Vegetables shouldn’t be such a hard sell. They’re colorful, pretty, crunchy, and in my personal opinion, quite delicious even in their raw, unadorned state.
But despite lots of urging from every health authority and mom, people don’t eat enough of them. Eating veggies has never been as important: Veggies, with their abundance of fiber, phytonutrients, antioxidants, vitamins and minerals, not only reduce the risk of several chronic diseases – such as heart disease and diabetes – eating them can replace other foods, and there is no other food group with fewer calories and more filling capacity. They’re the food that societies facing rising rates of obesity should turn to and delight in – a carrot, after all, is much tastier than the “stick” of food avoidance.
Multiple strategies have been employed to change this sorry statistic – education campaigns have been quite successful in making people aware of the benefits of 5-a-day, but they have not moved the needle enough – and one of the promising ones is adding flavor and interest to vegetables.
A pinch of flavor
A new study, published in Food Quality and Preference tests how the addition of herbs and spices may affect teens’ fondness of vegetable dishes.
The study was conducted in a rural Pennsylvania school, among teens aged 14-18. Surveys taken before the study showed that about 75 percent of students reported that the main reason they don’t eat more veggies at school is their taste. The kids also had very little familiarity with herbs and spices.
Nevertheless, when vegetables such as carrots, green beans, cauliflower and broccoli were prepared with herbs and spices, students liked and selected them more, and preferred them over the plain versions. The kids favored the seasoned dishes even when the spices and herbs were unfamiliar to them – dill-seasoned broccoli and cauliflower with coriander got better ratings than plain broccoli and cauliflower, even though dill and coriander were unfamiliar to the kids.
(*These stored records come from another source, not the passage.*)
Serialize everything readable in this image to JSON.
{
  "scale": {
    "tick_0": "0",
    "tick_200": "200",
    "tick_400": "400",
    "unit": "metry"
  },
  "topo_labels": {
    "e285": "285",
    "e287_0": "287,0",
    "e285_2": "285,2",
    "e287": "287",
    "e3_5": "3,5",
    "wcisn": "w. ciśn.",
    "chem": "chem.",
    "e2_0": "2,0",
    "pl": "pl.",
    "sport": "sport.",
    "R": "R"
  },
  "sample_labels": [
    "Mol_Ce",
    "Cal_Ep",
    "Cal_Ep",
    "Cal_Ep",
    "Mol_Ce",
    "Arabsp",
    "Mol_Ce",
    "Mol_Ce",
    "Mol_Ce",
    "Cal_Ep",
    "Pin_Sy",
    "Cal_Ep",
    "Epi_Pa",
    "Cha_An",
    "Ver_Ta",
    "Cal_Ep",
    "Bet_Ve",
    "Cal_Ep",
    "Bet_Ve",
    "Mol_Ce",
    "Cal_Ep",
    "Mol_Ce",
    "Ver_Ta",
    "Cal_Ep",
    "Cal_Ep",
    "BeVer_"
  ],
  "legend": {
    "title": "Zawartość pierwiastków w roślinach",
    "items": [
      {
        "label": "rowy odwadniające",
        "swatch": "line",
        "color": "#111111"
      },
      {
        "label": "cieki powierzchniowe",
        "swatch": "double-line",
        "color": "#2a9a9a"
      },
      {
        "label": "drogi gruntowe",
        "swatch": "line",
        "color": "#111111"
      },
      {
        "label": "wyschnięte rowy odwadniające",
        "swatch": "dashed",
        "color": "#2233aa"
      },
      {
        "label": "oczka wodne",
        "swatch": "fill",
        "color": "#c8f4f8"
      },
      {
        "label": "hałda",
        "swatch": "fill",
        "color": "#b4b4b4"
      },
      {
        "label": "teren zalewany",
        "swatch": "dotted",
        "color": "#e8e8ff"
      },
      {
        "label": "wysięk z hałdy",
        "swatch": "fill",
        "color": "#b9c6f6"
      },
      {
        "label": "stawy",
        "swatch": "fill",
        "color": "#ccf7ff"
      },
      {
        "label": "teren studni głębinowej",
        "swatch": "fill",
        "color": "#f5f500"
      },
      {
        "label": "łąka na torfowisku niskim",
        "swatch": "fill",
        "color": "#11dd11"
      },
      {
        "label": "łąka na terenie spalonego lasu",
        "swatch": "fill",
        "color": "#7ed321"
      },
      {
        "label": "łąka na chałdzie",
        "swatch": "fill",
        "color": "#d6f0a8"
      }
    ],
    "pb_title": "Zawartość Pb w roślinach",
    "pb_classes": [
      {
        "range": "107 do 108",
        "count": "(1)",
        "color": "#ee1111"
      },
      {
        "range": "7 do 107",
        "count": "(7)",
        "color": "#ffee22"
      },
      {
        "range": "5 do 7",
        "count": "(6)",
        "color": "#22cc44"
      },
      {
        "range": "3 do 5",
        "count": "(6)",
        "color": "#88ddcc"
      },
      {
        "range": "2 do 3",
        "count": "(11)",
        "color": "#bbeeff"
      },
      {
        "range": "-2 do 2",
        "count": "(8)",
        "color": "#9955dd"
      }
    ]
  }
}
And since meals – both at school and at home – strive to reduce added salt and oil, recipes with healthy spices and herbs could make vegetables more desirable.
Another recent study in Appetite tested vegetable consumption in a university cafeteria, comparing the selection of seasoned vegetables to steamed ones. The researchers tested several different vegetables – carrots, broccoli, and green beans – steaming and seasoning them with things like garlic, parsley, dill, cinnamon and black pepper, as well as some oil and salt, as opposed to just steaming them with vegetable oil and salt. Given the choice, students preferred the seasoned vegetable, and even people who otherwise wouldn’t have selected a vegetable side were 1.6 times more likely to pick one if it was seasoned.
Dare to flavor
Processed food is very high in flavor – much of it comes from sugar and salt, with other flavorings, not all of them natural, added to the mix. Regardless, the profile of most of these craveable foods is the polar opposite of bland.
Yet when parents and cafeterias prepare vegetables they often add very little flavor to them. Serving veggies raw and plain can work if they’re at the height of ripeness, freshness and flavor, and if people already love that particular veggie.
For other vegetables, especially those with a hint of bitterness, seasoning could make a huge difference, and a little effort and attention could elevate veggies' desirability and consumption among kids.
“I like to start off with something they are familiar with, like Italian seasoning,” says registered dietitian and chef Julie Harrington. “Most children are familiar with the Italian seasoning that is on their pizza or in their pasta sauce.”
Kids’ cooking teacher Katie Kimball likes to combine the novel with the familiar: “When I use a spice like turmeric, for example, I like to call the veggies "mustard veggies" because all my kids adore mustard. That explains the yellow color and reduces their skepticism. We add smoked paprika to veggies in a breakfast hash, a very strong flavor that many might think is too much for kids - but along with oregano, it helps veggies taste a little like pizza. And of course, pumpkin pie spice makes numerous recipes including squash or sweet potatoes go right down the hatch!”
Registered dietitian Jennifer Glockner offers these tips:
Spices and herbs may have a powerful flavor so just a tiny amount may go a long way. Pureed or finely chopped herbs work well for kids.
Cinnamon or nutmeg can pair well with sweet vegetables such as sweet potatoes and carrots.
Dill or chive works well with cruciferous vegetables like cabbage or cauliflower.
Mint and/or citrus (juice, zest, slices) adds brightness to salads (tomatoes, cucumber, bell peppers).
Paprika is a fun spice that adds smokiness and color to vegetables.
Jennifer also reminds us that we should “try, try, try again. It can take up to 12 tries to like a new food including vegetables and seasonings.”
Herbs and spices can breath new flavors into vegetables. These wonderful natural, healthy flavorings from nature unlock veggies’ potential and can make them exciting to both kids and adults.